NVMM is a Type-2 hypervisor, and hypervisor platform, that provides support for hardware-accelerated virtualization. A virtualization API is shipped in libnvmm, and allows existing emulators such as Qemu to easily create and manage virtual machines via NVMM.
Article: From Zero to NVMM.
The kernel code: browse.
The libnvmm API: browse.
The man page: open.
The regression tests: browse.
Load the NVMM kernel driver:
# modload nvmmYou may want to run the NVMM tests to confirm that your setup is correct:
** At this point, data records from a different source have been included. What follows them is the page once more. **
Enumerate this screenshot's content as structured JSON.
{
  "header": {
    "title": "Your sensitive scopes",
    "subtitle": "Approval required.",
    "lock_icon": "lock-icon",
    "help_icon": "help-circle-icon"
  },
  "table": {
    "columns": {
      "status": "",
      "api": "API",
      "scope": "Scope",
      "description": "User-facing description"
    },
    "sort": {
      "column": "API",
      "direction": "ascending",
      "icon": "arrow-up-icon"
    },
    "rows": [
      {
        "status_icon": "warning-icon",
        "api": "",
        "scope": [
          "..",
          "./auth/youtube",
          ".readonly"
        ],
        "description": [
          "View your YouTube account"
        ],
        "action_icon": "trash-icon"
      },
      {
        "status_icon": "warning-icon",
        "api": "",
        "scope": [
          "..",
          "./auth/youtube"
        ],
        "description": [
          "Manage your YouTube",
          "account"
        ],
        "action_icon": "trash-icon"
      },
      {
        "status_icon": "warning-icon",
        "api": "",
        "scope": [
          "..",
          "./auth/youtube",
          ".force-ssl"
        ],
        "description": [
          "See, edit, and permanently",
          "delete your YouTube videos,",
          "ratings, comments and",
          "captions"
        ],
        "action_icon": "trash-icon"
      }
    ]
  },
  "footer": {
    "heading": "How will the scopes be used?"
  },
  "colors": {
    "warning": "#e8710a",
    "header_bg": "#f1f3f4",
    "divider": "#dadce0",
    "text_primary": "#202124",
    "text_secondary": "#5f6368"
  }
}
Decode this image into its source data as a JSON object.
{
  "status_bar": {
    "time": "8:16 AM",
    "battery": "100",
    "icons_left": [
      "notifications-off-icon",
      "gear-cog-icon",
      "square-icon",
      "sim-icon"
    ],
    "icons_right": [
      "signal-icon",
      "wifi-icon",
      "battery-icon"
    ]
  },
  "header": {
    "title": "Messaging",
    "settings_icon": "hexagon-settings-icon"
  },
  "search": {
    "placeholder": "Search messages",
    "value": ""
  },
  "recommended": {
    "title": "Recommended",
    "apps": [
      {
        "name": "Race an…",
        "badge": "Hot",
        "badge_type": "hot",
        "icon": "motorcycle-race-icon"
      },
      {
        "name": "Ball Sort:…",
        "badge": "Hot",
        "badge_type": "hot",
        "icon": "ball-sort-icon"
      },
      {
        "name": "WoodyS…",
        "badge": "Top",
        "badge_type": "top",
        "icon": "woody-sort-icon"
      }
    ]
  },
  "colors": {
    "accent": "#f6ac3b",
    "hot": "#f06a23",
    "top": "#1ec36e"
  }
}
# cd /usr/tests/lib/libnvmm/Install the qemu package from pkgsrc. Configure the permissions:
# atf-run | atf-report
# chown root:nvmm /usr/pkg/bin/qemu-system-x86_64Once this is done, you can finally launch Qemu with NVMM acceleration, by adding "-accel nvmm" to your usual Qemu command line. For example:
# chmod g+s /usr/pkg/bin/qemu-system-x86_64
$ qemu-system-x86_64 -smp 4 -m 8G -cdrom Win10_2004_English_x64.iso -accel nvmmTested guest OSes:
|Win95 32bit||Doesn't work|
|Win98 32bit||Doesn't work|
|Fedora 64bit||Works||Pass "no_timer_check" in grub|
|ArchLinux 64bit||Works||Pass "no_timer_check" in grub|
Linux performs timer checks at boot time which fail under hypervisors. To work around this, on certain distributions, you must pass "no_timer_check" in the guest's grub.
NetBSD 8 (top left), Fedora 29 (top right), Windows XP (bottom left), Windows 10 (bottom right),
all running via Qemu+NVMM on NetBSD.
NVMM can support up to 128 virtual machines, each having a maximum of 128 VCPUs and 128GB of RAM. It works with both x86 AMD CPUs and x86 Intel CPUs.
NVMM has unique design properties, not currently found in other hypervisor solutions. A detailed analysis is available in this blog post.